> What you should do
Go through the records and copy each line where the string "value" occurs.

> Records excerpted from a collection
┌──
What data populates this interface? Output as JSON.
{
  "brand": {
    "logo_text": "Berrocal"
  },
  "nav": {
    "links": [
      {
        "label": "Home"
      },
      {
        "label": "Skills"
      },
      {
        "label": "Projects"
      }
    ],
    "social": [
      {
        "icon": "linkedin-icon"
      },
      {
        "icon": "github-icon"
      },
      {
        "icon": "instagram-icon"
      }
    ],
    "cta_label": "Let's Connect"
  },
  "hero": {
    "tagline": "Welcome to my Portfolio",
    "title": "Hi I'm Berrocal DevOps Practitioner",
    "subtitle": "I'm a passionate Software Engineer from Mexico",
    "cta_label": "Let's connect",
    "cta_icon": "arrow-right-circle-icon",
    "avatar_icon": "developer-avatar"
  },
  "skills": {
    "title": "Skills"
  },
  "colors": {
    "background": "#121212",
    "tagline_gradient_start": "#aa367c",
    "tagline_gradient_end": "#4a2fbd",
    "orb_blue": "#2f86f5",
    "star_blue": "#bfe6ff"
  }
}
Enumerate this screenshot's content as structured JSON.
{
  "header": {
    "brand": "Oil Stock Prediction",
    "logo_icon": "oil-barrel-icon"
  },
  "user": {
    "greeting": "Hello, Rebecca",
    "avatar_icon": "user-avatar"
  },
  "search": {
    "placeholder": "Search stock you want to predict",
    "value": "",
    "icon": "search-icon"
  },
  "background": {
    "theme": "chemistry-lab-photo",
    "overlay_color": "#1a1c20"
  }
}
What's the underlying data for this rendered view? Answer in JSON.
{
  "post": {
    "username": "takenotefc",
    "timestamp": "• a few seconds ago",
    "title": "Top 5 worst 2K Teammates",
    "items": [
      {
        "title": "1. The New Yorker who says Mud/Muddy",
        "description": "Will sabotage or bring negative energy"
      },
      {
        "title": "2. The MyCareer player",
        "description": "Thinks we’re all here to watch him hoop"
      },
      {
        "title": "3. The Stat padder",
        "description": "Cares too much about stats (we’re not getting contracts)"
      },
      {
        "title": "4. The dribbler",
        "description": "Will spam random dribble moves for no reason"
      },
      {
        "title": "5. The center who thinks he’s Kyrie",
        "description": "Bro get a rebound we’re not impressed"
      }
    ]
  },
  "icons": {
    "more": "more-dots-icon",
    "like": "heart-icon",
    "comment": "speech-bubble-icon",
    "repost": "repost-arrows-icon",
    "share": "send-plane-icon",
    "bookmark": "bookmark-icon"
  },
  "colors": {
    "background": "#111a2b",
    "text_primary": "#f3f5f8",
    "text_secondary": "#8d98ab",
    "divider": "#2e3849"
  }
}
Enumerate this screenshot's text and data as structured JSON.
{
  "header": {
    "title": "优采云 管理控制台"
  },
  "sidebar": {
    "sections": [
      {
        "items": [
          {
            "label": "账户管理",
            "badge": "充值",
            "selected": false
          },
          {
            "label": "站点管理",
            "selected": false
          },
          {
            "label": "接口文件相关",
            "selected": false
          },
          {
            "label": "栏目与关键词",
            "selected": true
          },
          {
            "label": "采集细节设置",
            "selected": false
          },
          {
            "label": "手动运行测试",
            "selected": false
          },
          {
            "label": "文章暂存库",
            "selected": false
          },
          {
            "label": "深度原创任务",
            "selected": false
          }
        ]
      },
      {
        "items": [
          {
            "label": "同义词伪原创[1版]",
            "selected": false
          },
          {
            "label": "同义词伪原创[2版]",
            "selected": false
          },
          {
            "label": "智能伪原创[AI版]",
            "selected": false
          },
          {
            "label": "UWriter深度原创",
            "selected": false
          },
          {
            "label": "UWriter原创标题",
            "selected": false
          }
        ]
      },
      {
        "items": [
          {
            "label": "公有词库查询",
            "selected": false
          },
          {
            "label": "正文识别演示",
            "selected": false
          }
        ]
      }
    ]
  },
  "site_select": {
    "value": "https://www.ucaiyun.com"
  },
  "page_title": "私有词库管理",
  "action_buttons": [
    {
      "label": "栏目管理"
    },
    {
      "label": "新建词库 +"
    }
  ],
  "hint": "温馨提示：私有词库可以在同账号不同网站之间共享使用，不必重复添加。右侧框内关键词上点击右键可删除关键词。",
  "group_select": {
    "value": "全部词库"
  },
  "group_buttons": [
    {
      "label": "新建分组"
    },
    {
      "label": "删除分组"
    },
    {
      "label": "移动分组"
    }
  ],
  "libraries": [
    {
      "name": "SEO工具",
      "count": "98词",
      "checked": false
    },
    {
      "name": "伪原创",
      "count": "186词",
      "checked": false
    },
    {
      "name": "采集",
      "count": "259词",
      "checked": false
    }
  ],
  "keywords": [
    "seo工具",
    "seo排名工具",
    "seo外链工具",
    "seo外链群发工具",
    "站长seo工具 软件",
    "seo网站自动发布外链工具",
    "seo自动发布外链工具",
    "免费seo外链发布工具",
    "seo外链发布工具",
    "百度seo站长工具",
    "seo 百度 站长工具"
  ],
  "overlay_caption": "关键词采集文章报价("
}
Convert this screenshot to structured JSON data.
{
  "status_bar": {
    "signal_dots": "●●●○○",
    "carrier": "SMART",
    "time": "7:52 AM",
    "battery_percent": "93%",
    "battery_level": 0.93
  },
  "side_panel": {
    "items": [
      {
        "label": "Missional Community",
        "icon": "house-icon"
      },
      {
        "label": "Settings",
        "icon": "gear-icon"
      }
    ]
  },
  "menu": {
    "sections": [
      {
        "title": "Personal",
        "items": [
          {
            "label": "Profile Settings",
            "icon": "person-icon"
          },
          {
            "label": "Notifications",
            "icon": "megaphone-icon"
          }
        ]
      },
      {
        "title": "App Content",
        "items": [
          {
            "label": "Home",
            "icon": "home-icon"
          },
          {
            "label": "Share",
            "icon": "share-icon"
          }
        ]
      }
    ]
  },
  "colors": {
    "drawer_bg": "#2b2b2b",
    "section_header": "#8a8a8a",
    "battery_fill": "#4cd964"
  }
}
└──
> Worked solution
    "value": "",
    "value": "https://www.ucaiyun.com"
    "value": "全部词库"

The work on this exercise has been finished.